You can read up on it here.
Extracting DNA From Footprints
So why not apply that same logic to bigfoot? We know they don't wear shoes, and whenever they take a step, they would ultimately be leaving behind DNA. Many researchers have scoured tracks, looking for blood or hair fibers to have DNA tested before casting their latest discovery, but we have always ignored the actual tracks as a possible source for DNA. We all know not to stick our tongues to a flagpole in the winter. Why is that? Because we know a chunk of our tongue will stick to it. I'm sure most of us have experienced the same thing with a piece of ice and our lip at one time or another. On a much smaller level, what do you suppose would happen when a bigfoot steps down into some snow-covered ground? I'm willing to bet some DNA would get left behind.
Now we know that DNA samples can be extracted and used to identify animals from water, but can this be applied to footprints in snow, or other substrates such as soil or mud? Surprisingly enough, the answer is yes. At least according to these findings published in 2007:

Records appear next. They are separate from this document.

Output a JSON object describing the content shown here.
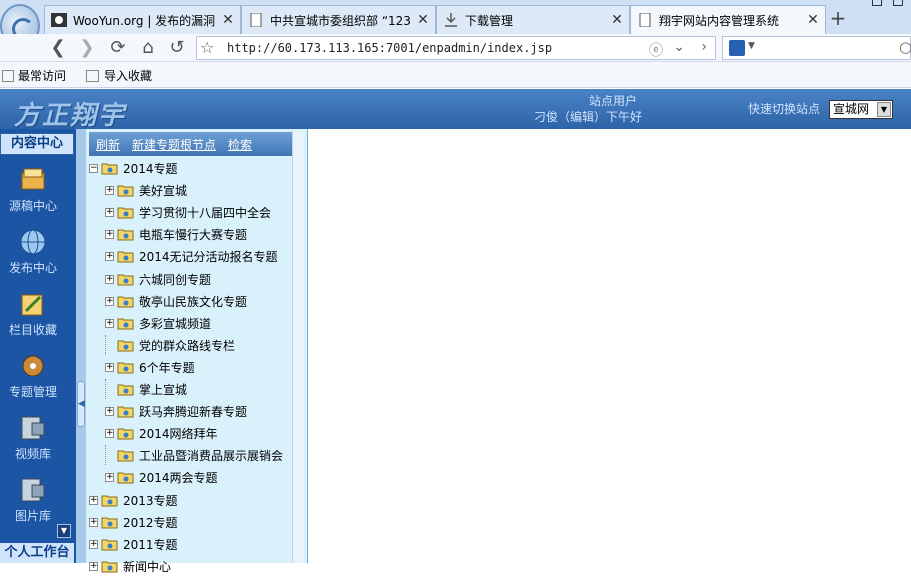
{
  "browser": {
    "tabs": [
      {
        "label": "WooYun.org | 发布的漏洞",
        "icon": "wooyun-icon",
        "active": false
      },
      {
        "label": "中共宣城市委组织部 “123",
        "icon": "page-icon",
        "active": false
      },
      {
        "label": "下载管理",
        "icon": "download-icon",
        "active": false
      },
      {
        "label": "翔宇网站内容管理系统",
        "icon": "page-icon",
        "active": true
      }
    ],
    "url": "http://60.173.113.165:7001/enpadmin/index.jsp",
    "bookmarks": [
      "最常访问",
      "导入收藏"
    ]
  },
  "header": {
    "brand": "方正翔宇",
    "site_user_label": "站点用户",
    "user_info": "刁俊（编辑）下午好",
    "quick_switch_label": "快速切换站点",
    "site_selected": "宣城网"
  },
  "leftnav": {
    "title": "内容中心",
    "items": [
      {
        "label": "源稿中心",
        "icon": "source-draft-icon"
      },
      {
        "label": "发布中心",
        "icon": "globe-icon"
      },
      {
        "label": "栏目收藏",
        "icon": "favorites-icon"
      },
      {
        "label": "专题管理",
        "icon": "disc-icon"
      },
      {
        "label": "视频库",
        "icon": "video-library-icon"
      },
      {
        "label": "图片库",
        "icon": "image-library-icon"
      }
    ],
    "personal": "个人工作台"
  },
  "tree": {
    "toolbar": {
      "refresh": "刷新",
      "new_root": "新建专题根节点",
      "search": "检索"
    },
    "root": "2014专题",
    "children": [
      {
        "label": "美好宣城",
        "expandable": true
      },
      {
        "label": "学习贯彻十八届四中全会",
        "expandable": true
      },
      {
        "label": "电瓶车慢行大赛专题",
        "expandable": true
      },
      {
        "label": "2014无记分活动报名专题",
        "expandable": true
      },
      {
        "label": "六城同创专题",
        "expandable": true
      },
      {
        "label": "敬亭山民族文化专题",
        "expandable": true
      },
      {
        "label": "多彩宣城频道",
        "expandable": true
      },
      {
        "label": "党的群众路线专栏",
        "expandable": false
      },
      {
        "label": "6个年专题",
        "expandable": true
      },
      {
        "label": "掌上宣城",
        "expandable": false
      },
      {
        "label": "跃马奔腾迎新春专题",
        "expandable": true
      },
      {
        "label": "2014网络拜年",
        "expandable": true
      },
      {
        "label": "工业品暨消费品展示展销会",
        "expandable": false
      },
      {
        "label": "2014两会专题",
        "expandable": true
      }
    ],
    "siblings": [
      "2013专题",
      "2012专题",
      "2011专题",
      "新闻中心"
    ]
  }
}
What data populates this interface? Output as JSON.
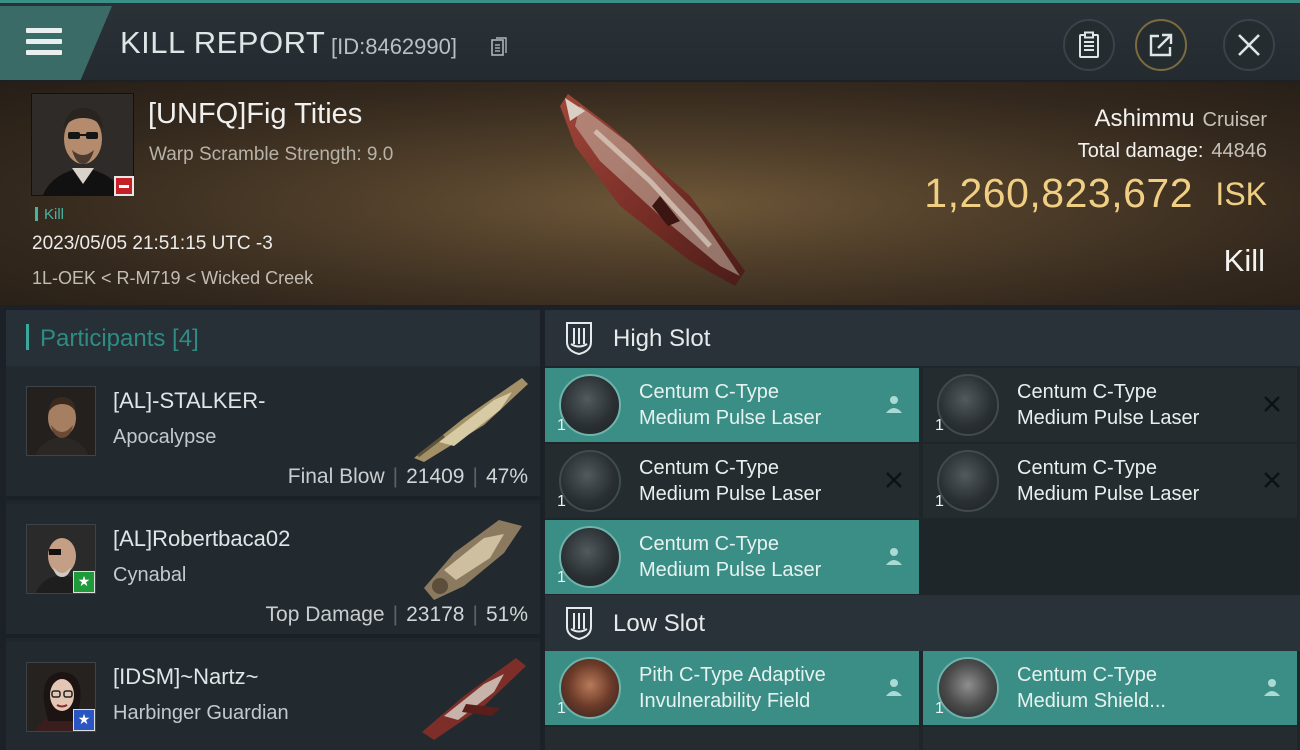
{
  "header": {
    "title": "KILL REPORT",
    "report_id": "[ID:8462990]"
  },
  "victim": {
    "name": "[UNFQ]Fig Tities",
    "warp_scramble": "Warp Scramble Strength: 9.0",
    "tag": "Kill",
    "timestamp": "2023/05/05 21:51:15 UTC -3",
    "location": "1L-OEK < R-M719 < Wicked Creek",
    "ship": "Ashimmu",
    "ship_class": "Cruiser",
    "total_damage_label": "Total damage:",
    "total_damage": "44846",
    "isk_value": "1,260,823,672",
    "isk_label": "ISK",
    "result": "Kill"
  },
  "participants": {
    "title": "Participants [4]",
    "items": [
      {
        "name": "[AL]-STALKER-",
        "ship": "Apocalypse",
        "label": "Final Blow",
        "damage": "21409",
        "percent": "47%",
        "badge": ""
      },
      {
        "name": "[AL]Robertbaca02",
        "ship": "Cynabal",
        "label": "Top Damage",
        "damage": "23178",
        "percent": "51%",
        "badge": "green-star"
      },
      {
        "name": "[IDSM]~Nartz~",
        "ship": "Harbinger Guardian",
        "label": "",
        "damage": "",
        "percent": "",
        "badge": "blue-star"
      }
    ]
  },
  "fitting": {
    "high_slot_title": "High Slot",
    "low_slot_title": "Low Slot",
    "high_slots": [
      {
        "name_line1": "Centum C-Type",
        "name_line2": "Medium Pulse Laser",
        "qty": "1",
        "state": "dropped"
      },
      {
        "name_line1": "Centum C-Type",
        "name_line2": "Medium Pulse Laser",
        "qty": "1",
        "state": "destroyed"
      },
      {
        "name_line1": "Centum C-Type",
        "name_line2": "Medium Pulse Laser",
        "qty": "1",
        "state": "destroyed"
      },
      {
        "name_line1": "Centum C-Type",
        "name_line2": "Medium Pulse Laser",
        "qty": "1",
        "state": "destroyed"
      },
      {
        "name_line1": "Centum C-Type",
        "name_line2": "Medium Pulse Laser",
        "qty": "1",
        "state": "dropped"
      }
    ],
    "low_slots": [
      {
        "name_line1": "Pith C-Type Adaptive",
        "name_line2": "Invulnerability Field",
        "qty": "1",
        "state": "dropped"
      },
      {
        "name_line1": "Centum C-Type",
        "name_line2": "Medium Shield...",
        "qty": "1",
        "state": "dropped"
      }
    ]
  },
  "colors": {
    "accent": "#3b8e86",
    "isk": "#f0cf83",
    "badge_red": "#c42026",
    "star_green": "#1e9a3a",
    "star_blue": "#2a56c4"
  }
}
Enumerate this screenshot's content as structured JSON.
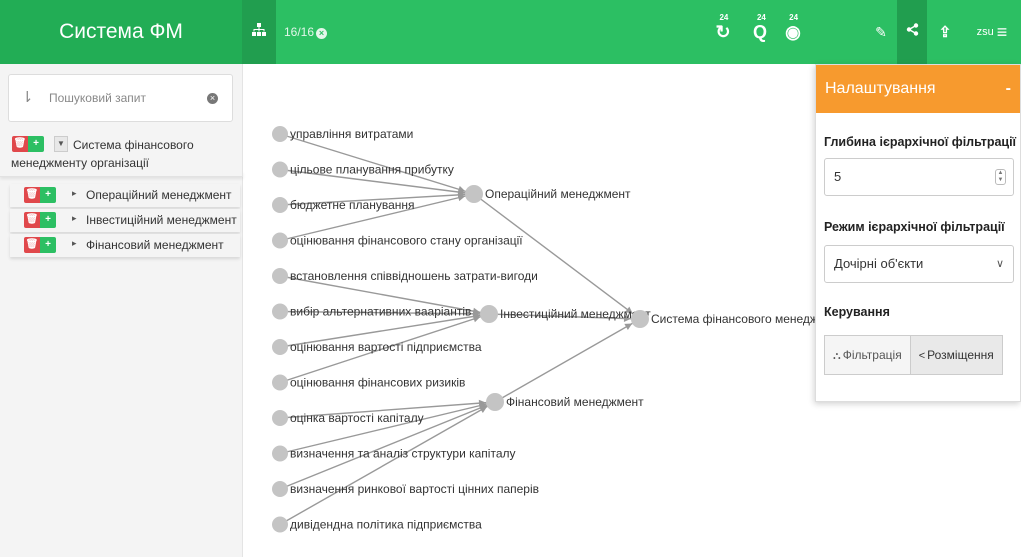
{
  "topbar": {
    "brand": "Система ФМ",
    "counter": "16/16",
    "sup_badge": "24",
    "user": "zsu"
  },
  "search": {
    "placeholder": "Пошуковий запит"
  },
  "tree": {
    "root_line1": "Система фінансового",
    "root_line2": "менеджменту організації",
    "children": [
      "Операційний менеджмент",
      "Інвестиційний менеджмент",
      "Фінансовий менеджмент"
    ]
  },
  "graph": {
    "leaves": [
      "управління витратами",
      "цільове планування прибутку",
      "бюджетне планування",
      "оцінювання фінансового стану організації",
      "встановлення співвідношень затрати-вигоди",
      "вибір альтернативних ваарiантів",
      "оцінювання вартості підприємства",
      "оцінювання фінансових ризиків",
      "оцінка вартості капіталу",
      "визначення та аналіз структури капіталу",
      "визначення ринкової вартості цінних паперів",
      "дивідендна політика підприємства"
    ],
    "mids": [
      "Операційний менеджмент",
      "Інвестиційний менеджмент",
      "Фінансовий менеджмент"
    ],
    "root": "Система фінансового менеджменту організації",
    "node_color": "#c4c4c4",
    "edge_color": "#999999"
  },
  "settings": {
    "title": "Налаштування",
    "minimize": "-",
    "depth_label": "Глибина ієрархічної фільтрації",
    "depth_value": "5",
    "mode_label": "Режим ієрархічної фільтрації",
    "mode_value": "Дочірні об'єкти",
    "control_label": "Керування",
    "filter_button": "Фільтрація",
    "layout_button": "Розміщення"
  },
  "colors": {
    "topbar": "#2cbf63",
    "brand": "#22ad55",
    "settings_header": "#f79a2e",
    "delete": "#e0484b"
  },
  "icons": [
    "hierarchy-icon",
    "close-circle-icon",
    "refresh-icon",
    "search-icon",
    "eye-icon",
    "edit-icon",
    "share-icon",
    "upload-icon",
    "menu-icon",
    "sort-icon",
    "trash-icon",
    "plus-icon",
    "caret-icon"
  ]
}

As technology and techniques advance in the field of DNA identification and analysis, new doors open to possibilities we did not once have. I propose this is the direction bigfoot research should follow in terms of species recognition.
Instead of destroying tracks by creating plaster replicas, efforts should be made in video and photo documentation of the tracks in their natural state. Researchers should learn the exact means for retrieving and handling items for possible DNA testing. Techniques for doing so would have to be developed. I'm certain there would be much more involved when attempting to extract and preserve an entire track as opposed to a single hair fiber. Researchers should study track identification as well, so they know what to actually look for. The key would be to rule out nearly, if not all, possibilities of the track impression being the result of a known animal, and not an actual bigfoot creature. Of course proper video and photo documentation would play a large role in this. In that sense others could study the track, and help rule out possible track misidentification. The condition and age of the track would play a large role as well. The fresher the track the better. There are methods for determining these things, one just needs to learn it. The type of substrate the impression is in would be a factor as well.
Another key aspect would be hoax recognition. Researchers would need to learn how to recognize a fake impression from a natural one. Once again, this information is already out there, it just needs to be learned. A positive of this is that a person could easily hoax a footprint, make a plaster cast of it, and then parade it around as authentic. However, a hoaxer would not fake an impression and then send it off to be analyzed for DNA identification, resulting in the exposure that they manufactured the print.
I realize that as is the case with all things, there would be a number of obstacles. I'm by no means claiming otherwise. I do feel however that this could be our best chance at acquiring real DNA evidence of bigfoot's existence. Not only would the argument of the source material be stronger, there would be the evidence of the actual track impression to support it. This is much better than a random hair found stuck to a tree, or some misidentified pile of scat, which rarely yields anything substantial. With the cooperation of reputable scientists in the field, such as Todd Disotell, Bryan Sykes, Jeff Meldrum, etc. I believe this could be a real possibility that certainly garners our immeidate attention.